— Angie Bauman, assistant professor of Christian education and director of student services for the seminary’s North Georgia Hub
— Ian Jones, professor of psychology and counseling, occupying the Baptist Community Ministries’ chair of pastoral counseling
— Chris Turner, assistant professor of voice
— Damian Emetuche, assistant professor of church planting, director of the Cecil B. Day Center for Church Planting, and Nehemiah Project national missionary with the North American Mission Board
— Randy Stone, associate professor of Christian education and director of the doctor of educational ministry program
— Bob Welch, professor of church administration and chair of the Christian education division.
In addition, the following longtime NOBTS professors were honored for their milestone years of service:
— For 10 years of service, Bill Day, professor of evangelism and church health and associate director of the Leavell Center for Evangelism and Church Health; Steve Echols, professor of leadership occupying the Nelson L. Price Chair of Leadership and director of the North Georgia Hub; and Archie England, professor of Old Testament and Hebrew occupying the J. Wash Watts Chair of Old Testament and Hebrew and director of the Baptist College Partnership Program.
— For 15 years, Jerry Barlow, professor of preaching and pastoral work and dean of graduate studies, and Michael Sharp, professor of worship studies at the North Georgia Hub.
— For 20 years, Charlie Ray, professor of New Testament and Greek and associate dean of research doctoral programs.
— For 25 years, Dennis Cole, professor of Old Testament and archaeology occupying the McFarland Chair of Archaeology and chair of the division of biblical studies.
NOBTS president Chuck Kelley also recognized Jeanine Bozeman, professor of social work, for her many years of teaching at New Orleans Seminary. Though technically retired, Bozeman has continued to teach at the seminary, and this fall marks her 25th year as well.
Reported by Frank Michael McCormack, a writer for New Orleans Baptist Theological Seminary.
FORT WORTH, Texas — Using Jesus’ words concerning John the Baptist found in Matthew 11:1-11, Southwestern Baptist Theological Seminary president Paige Patterson challenged students toward boldness and faithfulness in ministry during the school’s fall convocation Aug. 25.
“If you have come to school expecting softness and favor,” Patterson said, “you need to transfer tomorrow to a different institution; it will not be given here.
“As a matter of fact, we’re going to put you through boot camp because I am responsible for seeing to it that you stay spiritually alive when under spiritual attack to the ends of the earth. And I intend to do my best to carry out our responsibility, and it isn’t going to be easy for you or for me.”
John the Baptist lived a simple life and declared a simple yet profound message. He demonstrated great courage, even at the cost of his life, to speak God’s words.
“To be a real prophet of God means that you have no other message than the Word of the Lord,” Patterson said. “If God didn’t say it, you don’t say it. If God did say it, you must say it.”
“You are not a servant for money.

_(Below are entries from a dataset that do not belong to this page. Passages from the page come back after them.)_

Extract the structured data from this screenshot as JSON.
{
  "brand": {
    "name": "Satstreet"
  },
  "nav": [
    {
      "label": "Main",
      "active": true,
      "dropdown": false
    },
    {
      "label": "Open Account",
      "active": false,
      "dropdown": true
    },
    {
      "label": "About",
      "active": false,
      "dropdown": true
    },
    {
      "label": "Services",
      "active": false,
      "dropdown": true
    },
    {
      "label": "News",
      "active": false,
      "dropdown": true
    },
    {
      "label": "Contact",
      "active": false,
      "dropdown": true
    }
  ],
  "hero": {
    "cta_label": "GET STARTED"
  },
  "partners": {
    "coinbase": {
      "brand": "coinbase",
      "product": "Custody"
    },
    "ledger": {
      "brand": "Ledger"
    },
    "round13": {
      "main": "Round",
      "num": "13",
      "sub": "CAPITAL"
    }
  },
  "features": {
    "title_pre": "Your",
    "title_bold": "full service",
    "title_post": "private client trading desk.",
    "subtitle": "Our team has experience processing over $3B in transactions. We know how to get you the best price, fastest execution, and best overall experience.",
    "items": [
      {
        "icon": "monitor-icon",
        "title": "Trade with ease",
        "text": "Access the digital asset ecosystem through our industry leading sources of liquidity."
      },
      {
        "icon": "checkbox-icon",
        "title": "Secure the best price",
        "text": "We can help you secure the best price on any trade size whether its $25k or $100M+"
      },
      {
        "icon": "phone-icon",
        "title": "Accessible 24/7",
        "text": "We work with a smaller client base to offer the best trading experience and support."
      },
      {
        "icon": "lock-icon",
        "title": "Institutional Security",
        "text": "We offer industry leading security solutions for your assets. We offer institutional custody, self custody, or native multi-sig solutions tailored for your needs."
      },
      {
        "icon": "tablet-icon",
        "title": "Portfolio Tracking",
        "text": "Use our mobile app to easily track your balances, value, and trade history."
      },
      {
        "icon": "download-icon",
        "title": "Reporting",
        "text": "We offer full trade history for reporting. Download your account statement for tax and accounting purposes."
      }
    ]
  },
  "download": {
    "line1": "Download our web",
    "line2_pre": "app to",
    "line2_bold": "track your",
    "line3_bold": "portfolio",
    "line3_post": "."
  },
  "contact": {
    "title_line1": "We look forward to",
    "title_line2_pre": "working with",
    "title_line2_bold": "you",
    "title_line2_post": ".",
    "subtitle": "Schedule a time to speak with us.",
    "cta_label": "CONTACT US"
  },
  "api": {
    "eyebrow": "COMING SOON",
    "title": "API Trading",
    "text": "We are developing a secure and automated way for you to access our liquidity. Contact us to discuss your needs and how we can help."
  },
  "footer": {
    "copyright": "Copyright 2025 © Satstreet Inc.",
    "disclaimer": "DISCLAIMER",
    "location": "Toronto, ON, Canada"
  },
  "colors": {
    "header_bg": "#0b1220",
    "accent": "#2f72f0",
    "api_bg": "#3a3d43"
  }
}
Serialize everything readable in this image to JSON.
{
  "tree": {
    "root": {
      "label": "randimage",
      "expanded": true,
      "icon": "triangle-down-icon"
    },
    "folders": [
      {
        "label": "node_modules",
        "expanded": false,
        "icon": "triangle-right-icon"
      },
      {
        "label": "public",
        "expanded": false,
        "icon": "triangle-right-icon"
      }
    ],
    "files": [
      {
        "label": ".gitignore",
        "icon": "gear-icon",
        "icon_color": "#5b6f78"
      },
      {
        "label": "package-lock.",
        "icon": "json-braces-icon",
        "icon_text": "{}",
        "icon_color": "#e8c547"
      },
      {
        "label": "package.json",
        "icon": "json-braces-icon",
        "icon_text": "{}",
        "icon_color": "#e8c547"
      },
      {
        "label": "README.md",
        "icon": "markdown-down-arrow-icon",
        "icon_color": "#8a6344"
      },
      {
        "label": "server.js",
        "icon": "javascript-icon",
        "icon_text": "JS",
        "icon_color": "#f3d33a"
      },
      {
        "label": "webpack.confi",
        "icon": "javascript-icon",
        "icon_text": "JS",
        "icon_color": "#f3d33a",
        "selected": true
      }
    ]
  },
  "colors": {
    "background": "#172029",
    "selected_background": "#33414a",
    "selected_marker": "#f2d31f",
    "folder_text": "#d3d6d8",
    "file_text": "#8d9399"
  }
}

You are not a servant for ease. You are not asserting your rights. If you’re going to be a prophet of God, it’s got to be a commitment like John the Baptist’s.”
Just as John the Baptist prepared people for the coming of Christ, Patterson said, so also do ministers announce the second coming of Christ.
“Make no mistake about it,” Patterson said. “It is a dangerous calling, [but] it is an adventuresome calling.”
Eight professors elected to faculty during the spring trustee meeting signed their names to the memorial book of faculty service, signifying their affirmation of the seminary’s articles of faith, the Baptist Faith & Message 2000. Professors included Travis Dickinson, Thomas Kiker, Evan Lenow, Charles Carpenter, Frank Catanzaro, Thomas Davis, Patricia Nason and Patricia Ennis.
Reported by Keith Collier, director of news and information for Southwestern Baptist Theological Seminary.